Climbers could lose a historic Scottish mountaineering hut as a London-based developer proposes a new hydro-electric scheme.
The former roadmen’s hut is in Glen Etive, the location for the wild moorland scenes in the James Bond film Skyfall.
It was bought by Dundee-based Grampian Club in 1961 and purchased together with its grounds in 1991.
Now the club says the ex-road mender’s lodging, Inbhirfhaolain, will be made uninhabitable due to a hydro power scheme that would result in its sole water supply becoming unfit for human consumption.
The water supply is from the nearby Allt Fhaolain burn at a designated collection point, a feature that appeals to many who favour a simple approach to enjoying the mountain environment.
The hut is hired out at a £6 per person a night and has attracted occupancy of more than 4,500 bed nights over the last seven years, providing a significant boost to the local economy.
Grampian Club spokesman David Gibson said: “The proposed scheme is a direct threat to this unique, low-cost accommodation which will be uninhabitable if the scheme goes ahead.
“Neither the developer nor its contractors have contacted the club nor have they made any assessment of impacts on occupancy resulting from changes to the water supply.
“They have not considered the broader issues arising from the scheme, which would affect the amenity of the hut, which has provided low-cost accommodation for climbers and hillwalkers in Glen Etive for almost 60 years.

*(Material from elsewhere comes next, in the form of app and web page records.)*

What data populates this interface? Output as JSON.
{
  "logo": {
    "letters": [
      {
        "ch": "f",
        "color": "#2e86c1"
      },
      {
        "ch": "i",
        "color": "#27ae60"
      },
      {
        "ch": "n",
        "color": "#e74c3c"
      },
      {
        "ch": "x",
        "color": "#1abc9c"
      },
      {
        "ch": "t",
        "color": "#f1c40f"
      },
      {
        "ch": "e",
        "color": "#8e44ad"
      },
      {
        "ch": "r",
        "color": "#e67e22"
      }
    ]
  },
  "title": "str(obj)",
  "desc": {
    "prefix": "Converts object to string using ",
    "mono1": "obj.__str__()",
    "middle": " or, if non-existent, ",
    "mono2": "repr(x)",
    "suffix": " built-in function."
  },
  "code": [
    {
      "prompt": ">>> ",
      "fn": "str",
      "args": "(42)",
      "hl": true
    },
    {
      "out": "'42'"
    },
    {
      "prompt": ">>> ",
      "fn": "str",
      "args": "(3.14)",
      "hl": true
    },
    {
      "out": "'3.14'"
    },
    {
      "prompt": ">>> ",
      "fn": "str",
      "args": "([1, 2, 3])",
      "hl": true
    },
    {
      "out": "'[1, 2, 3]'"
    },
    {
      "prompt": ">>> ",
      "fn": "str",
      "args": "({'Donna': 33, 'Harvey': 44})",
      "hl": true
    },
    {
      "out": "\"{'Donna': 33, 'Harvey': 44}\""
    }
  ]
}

“If this scheme goes ahead, it is obvious that people will no longer be able to use the accommodation and our members stand to lose the value of the property and its income, which is in any case reinvested in the property. The property may well be a write-off.”
As well as the issue with the water supply, the club says the proposed location is a secluded glen where any noise is noticeable, especially a constant mechanical noise, and even more so in the evenings, a time of day when hut occupancy is at its peak.
Noise from the turbines will “detract considerably” from the amenity and enjoyment of visitors to the hut, the club says in its objection, leading to a decline in occupancy and income as the deterioration in the hut’s established reputation and amenity become widely known.
It says the visual impact of the power house, associated facilities and the hard standing will be that of “an industrial facility”, one in view from the hut and the Glen Etive road, just 100 metres from the hut, and totally unsuited to its surroundings.
The consultation closes on Friday.